(Excerpts from a dataset)

——

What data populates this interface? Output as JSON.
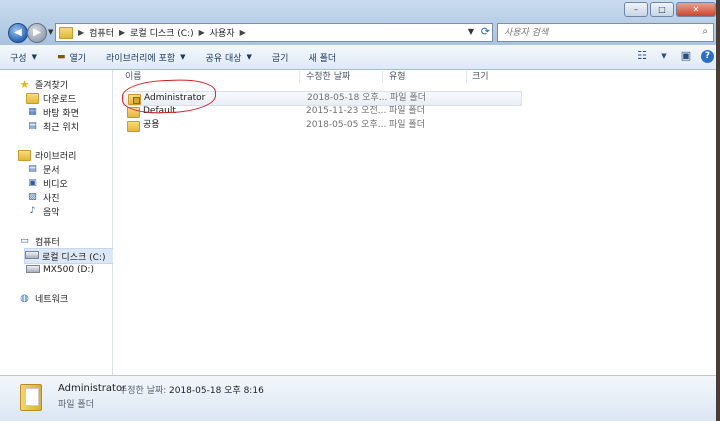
{
  "address": {
    "crumbs": [
      "컴퓨터",
      "로컬 디스크 (C:)",
      "사용자"
    ],
    "search_placeholder": "사용자 검색"
  },
  "window_controls": {
    "minimize": "–",
    "maximize": "□",
    "close": "✕"
  },
  "toolbar": {
    "organize": "구성",
    "open": "열기",
    "include_in_library": "라이브러리에 포함",
    "share_with": "공유 대상",
    "burn": "굽기",
    "new_folder": "새 폴더"
  },
  "nav": {
    "favorites": "즐겨찾기",
    "favorites_items": [
      "다운로드",
      "바탕 화면",
      "최근 위치"
    ],
    "libraries": "라이브러리",
    "library_items": [
      "문서",
      "비디오",
      "사진",
      "음악"
    ],
    "computer": "컴퓨터",
    "computer_items": [
      "로컬 디스크 (C:)",
      "MX500 (D:)"
    ],
    "network": "네트워크"
  },
  "columns": {
    "name": "이름",
    "modified": "수정한 날짜",
    "type": "유형",
    "size": "크기"
  },
  "files": [
    {
      "name": "Administrator",
      "modified": "2018-05-18 오후...",
      "type": "파일 폴더"
    },
    {
      "name": "Default",
      "modified": "2015-11-23 오전...",
      "type": "파일 폴더"
    },
    {
      "name": "공용",
      "modified": "2018-05-05 오후...",
      "type": "파일 폴더"
    }
  ],
  "details": {
    "name": "Administrator",
    "modified_label": "수정한 날짜:",
    "modified_value": "2018-05-18 오후 8:16",
    "type": "파일 폴더"
  },
  "colors": {
    "accent": "#2c67b4",
    "annotation": "#d0202a",
    "selection": "#dde8f6"
  }
}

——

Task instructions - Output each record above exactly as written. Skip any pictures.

Task response -
What data populates this interface? Output as JSON.
{
  "address": {
    "crumbs": [
      "컴퓨터",
      "로컬 디스크 (C:)",
      "사용자"
    ],
    "search_placeholder": "사용자 검색"
  },
  "window_controls": {
    "minimize": "–",
    "maximize": "□",
    "close": "✕"
  },
  "toolbar": {
    "organize": "구성",
    "open": "열기",
    "include_in_library": "라이브러리에 포함",
    "share_with": "공유 대상",
    "burn": "굽기",
    "new_folder": "새 폴더"
  },
  "nav": {
    "favorites": "즐겨찾기",
    "favorites_items": [
      "다운로드",
      "바탕 화면",
      "최근 위치"
    ],
    "libraries": "라이브러리",
    "library_items": [
      "문서",
      "비디오",
      "사진",
      "음악"
    ],
    "computer": "컴퓨터",
    "computer_items": [
      "로컬 디스크 (C:)",
      "MX500 (D:)"
    ],
    "network": "네트워크"
  },
  "columns": {
    "name": "이름",
    "modified": "수정한 날짜",
    "type": "유형",
    "size": "크기"
  },
  "files": [
    {
      "name": "Administrator",
      "modified": "2018-05-18 오후...",
      "type": "파일 폴더"
    },
    {
      "name": "Default",
      "modified": "2015-11-23 오전...",
      "type": "파일 폴더"
    },
    {
      "name": "공용",
      "modified": "2018-05-05 오후...",
      "type": "파일 폴더"
    }
  ],
  "details": {
    "name": "Administrator",
    "modified_label": "수정한 날짜:",
    "modified_value": "2018-05-18 오후 8:16",
    "type": "파일 폴더"
  },
  "colors": {
    "accent": "#2c67b4",
    "annotation": "#d0202a",
    "selection": "#dde8f6"
  }
}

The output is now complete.